Whether or not a senior-specific insurance providers is the right choice for you depends on your specific situation and therefore, we’d recommend you grab personalised quotes from a range of providers (both specialist and more general) and compare them. Of course, the added benefit is that, when it comes to making a claim, you’ll be dealing with people that know your lifestyle and personal situation a little better than a general car insurance provider.

What discounts should I look for when comparing policies?

Discounts are one of the best ways to drive down your car insurance premium, no matter who you are. But if you’re a senior or pensioner there a few discounts in particular that you should be keeping an eye out for when shopping around for you next policy.

Senior/pensioner discount

Discounts exist in the market for seniors or pensioners who can demonstrate a good driving record.

Online discount

Don’t let your grandchildren have all of the online fun. Seniors, like many Aussies, are able to nab a discount on their car insurance premium simply by taking out a policy online rather than in-branch or over the phone.

No claims bonus

Years and years on the road has afforded you the opportunity to build up quite the no claims bonus which is perhaps the most popular way to slash car insurance costs. The good news is that your claimless years are transferable between providers, so don’t be afraid to shop them around.

Drive less discount

Your days of driving to work and back five times a week or shuttling the kids to and from school are over so you might be driving a lot less nowadays - why not save some money on your car insurance premium by restricting your mileage.

Family discount

For years your children have leached off you, but now it’s your turn to get a little something back. If your children or partner has a policy with a particular provider, it is worth seeing what kind of discount is available to you for going with that same insurer.

Should I agree a value for my car as a senior?

Another important question you might have as a senior comparing various car insurance policies is whether it is worth agreeing a value for your car or just opting for the market valuation that is usually the norm. Coming to an agreed value with your insurer ensures that you’ll get a fixed, predetermined sum of money for your prized possession should it be written off. Comparatively, choosing a market valuation means you’ll be paid whatever a car of the same make and model and similar mileage would have fetched on the open market at the time of the accident.
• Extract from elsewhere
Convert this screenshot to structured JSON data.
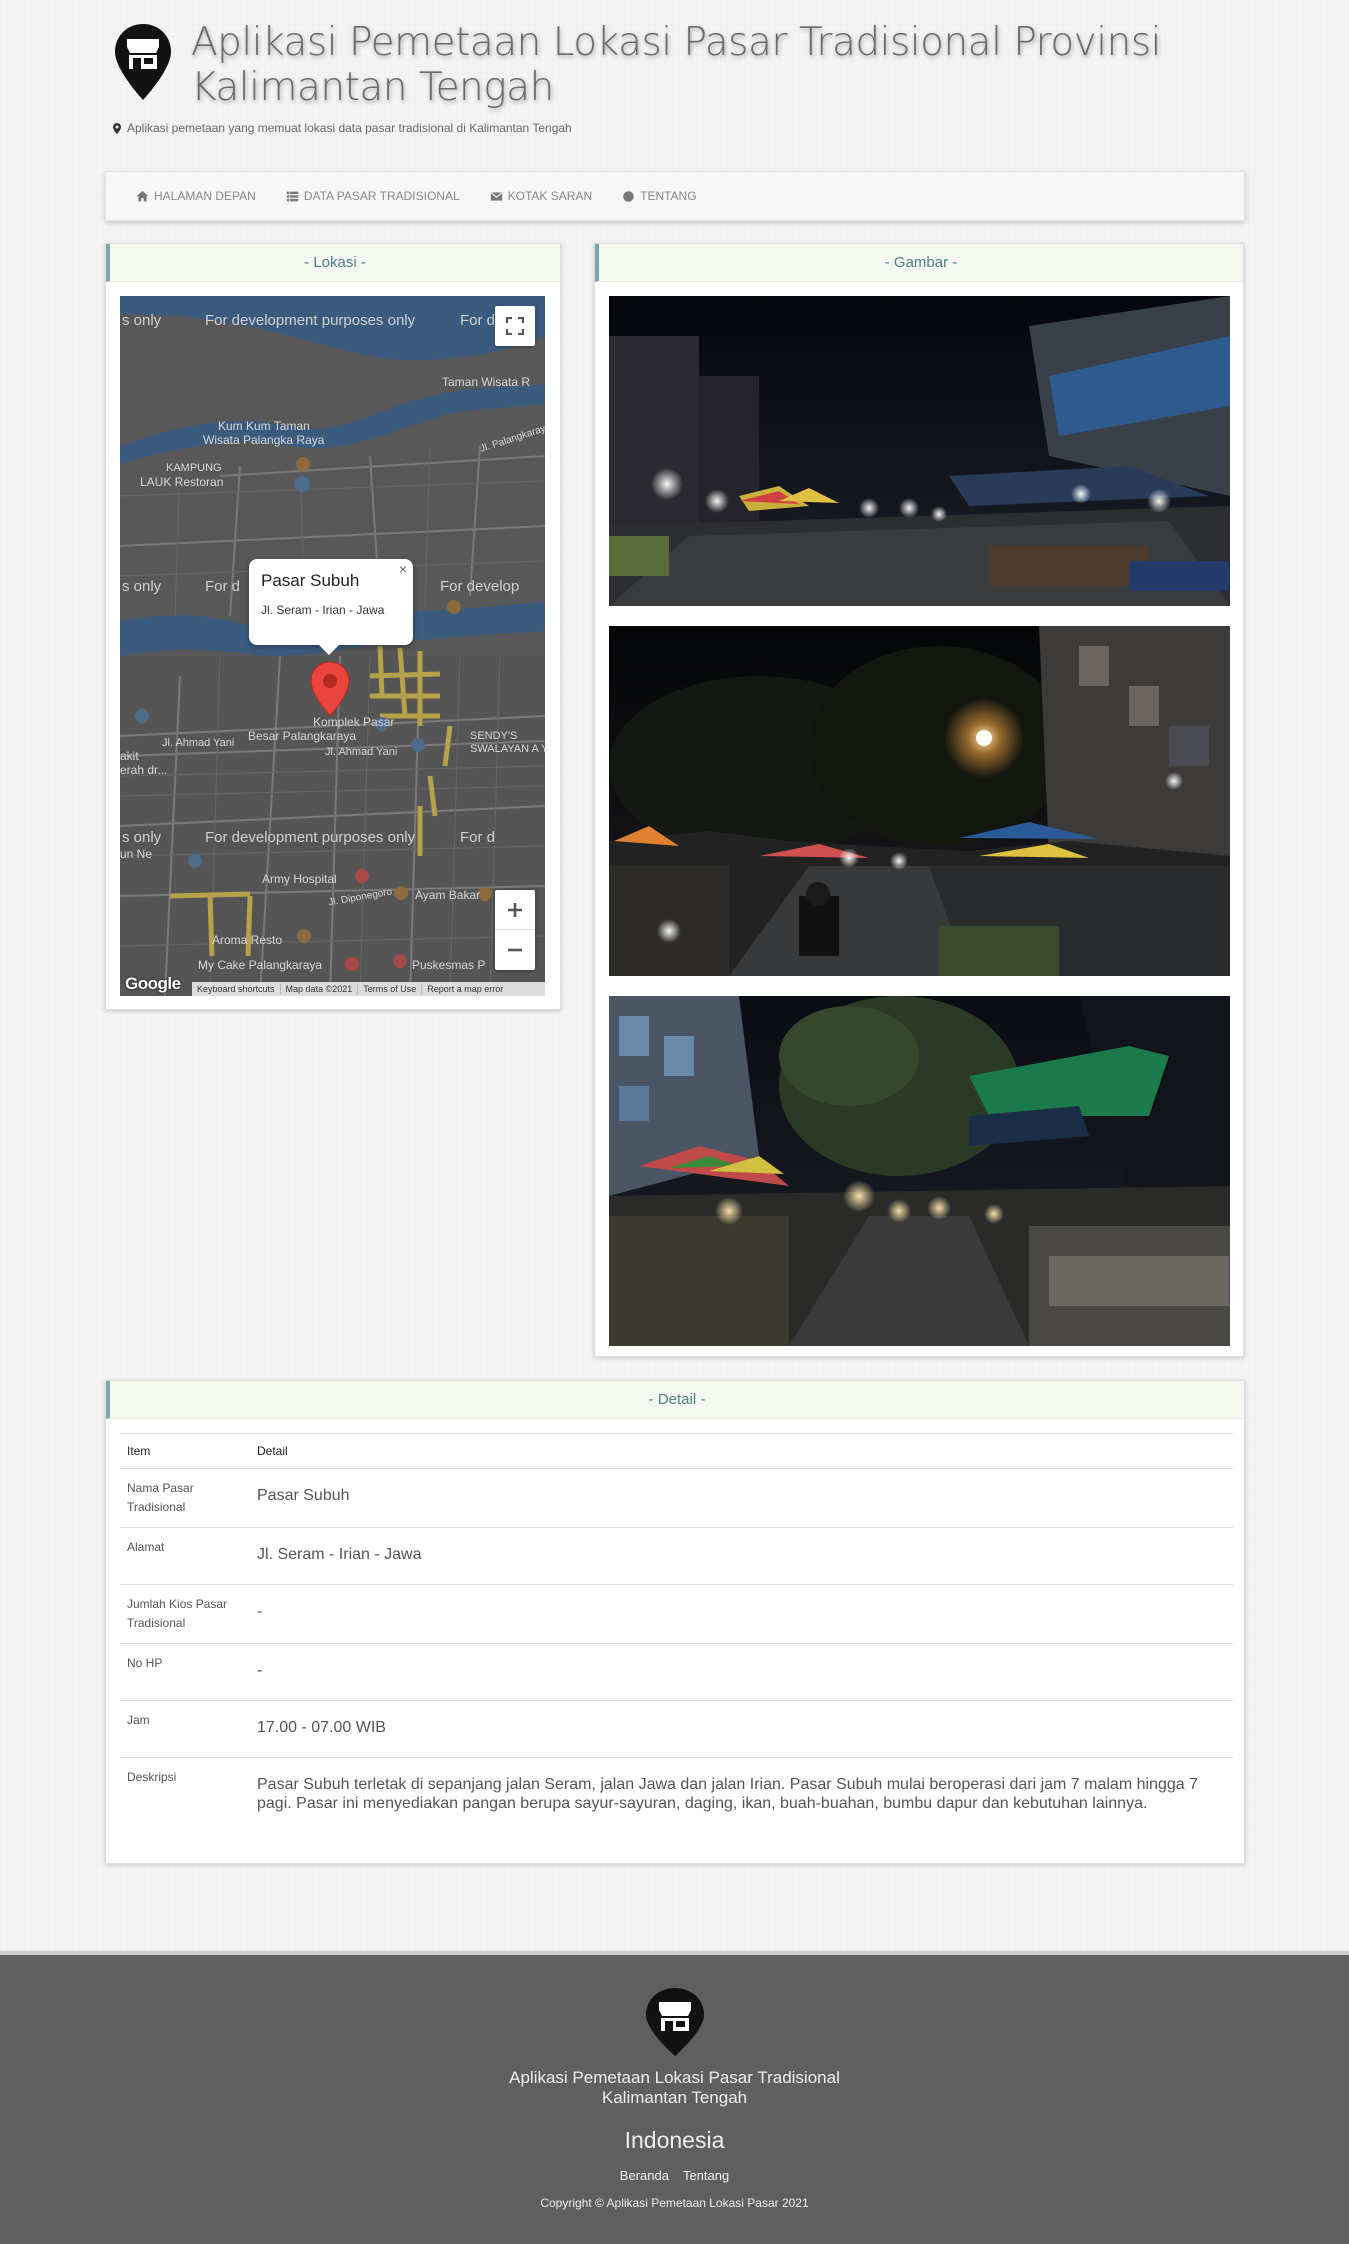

But which should you opt for? While coming to an agreed value for your car may result in a bump in your premium (and not all providers give you this option) it is a good choice for pensioners or seniors who now have a restricted income and value the peace of mind that comes with knowing exactly how much money they’ll have to replace their recently written off vehicle should the worst happen.

If you think you’re ready to head to the market, you can compare a range of senior suitable comprehensive policies using Mozo’s car insurance comparison table or head to our guides hub for a range of other useful car insurance information.